● **AIM OF THE EXERCISE**: Would you output all the entries below without altering a word?

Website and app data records
****************
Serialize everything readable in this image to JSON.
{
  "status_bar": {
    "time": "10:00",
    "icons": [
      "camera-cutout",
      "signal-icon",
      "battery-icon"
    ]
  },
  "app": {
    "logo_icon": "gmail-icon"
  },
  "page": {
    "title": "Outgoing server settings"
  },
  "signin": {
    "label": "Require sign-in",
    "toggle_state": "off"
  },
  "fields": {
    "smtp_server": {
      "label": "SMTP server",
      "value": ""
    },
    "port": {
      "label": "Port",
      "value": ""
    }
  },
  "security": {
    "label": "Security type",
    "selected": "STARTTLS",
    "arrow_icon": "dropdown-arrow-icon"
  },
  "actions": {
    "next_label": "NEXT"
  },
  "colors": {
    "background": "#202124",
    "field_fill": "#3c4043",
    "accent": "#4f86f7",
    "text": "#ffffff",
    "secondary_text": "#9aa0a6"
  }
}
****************
● **SOLUTION TO THE EXERCISE**:
Serialize everything readable in this image to JSON.
{
  "status_bar": {
    "time": "10:00",
    "icons": [
      "camera-cutout",
      "signal-icon",
      "battery-icon"
    ]
  },
  "app": {
    "logo_icon": "gmail-icon"
  },
  "page": {
    "title": "Outgoing server settings"
  },
  "signin": {
    "label": "Require sign-in",
    "toggle_state": "off"
  },
  "fields": {
    "smtp_server": {
      "label": "SMTP server",
      "value": ""
    },
    "port": {
      "label": "Port",
      "value": ""
    }
  },
  "security": {
    "label": "Security type",
    "selected": "STARTTLS",
    "arrow_icon": "dropdown-arrow-icon"
  },
  "actions": {
    "next_label": "NEXT"
  },
  "colors": {
    "background": "#202124",
    "field_fill": "#3c4043",
    "accent": "#4f86f7",
    "text": "#ffffff",
    "secondary_text": "#9aa0a6"
  }
}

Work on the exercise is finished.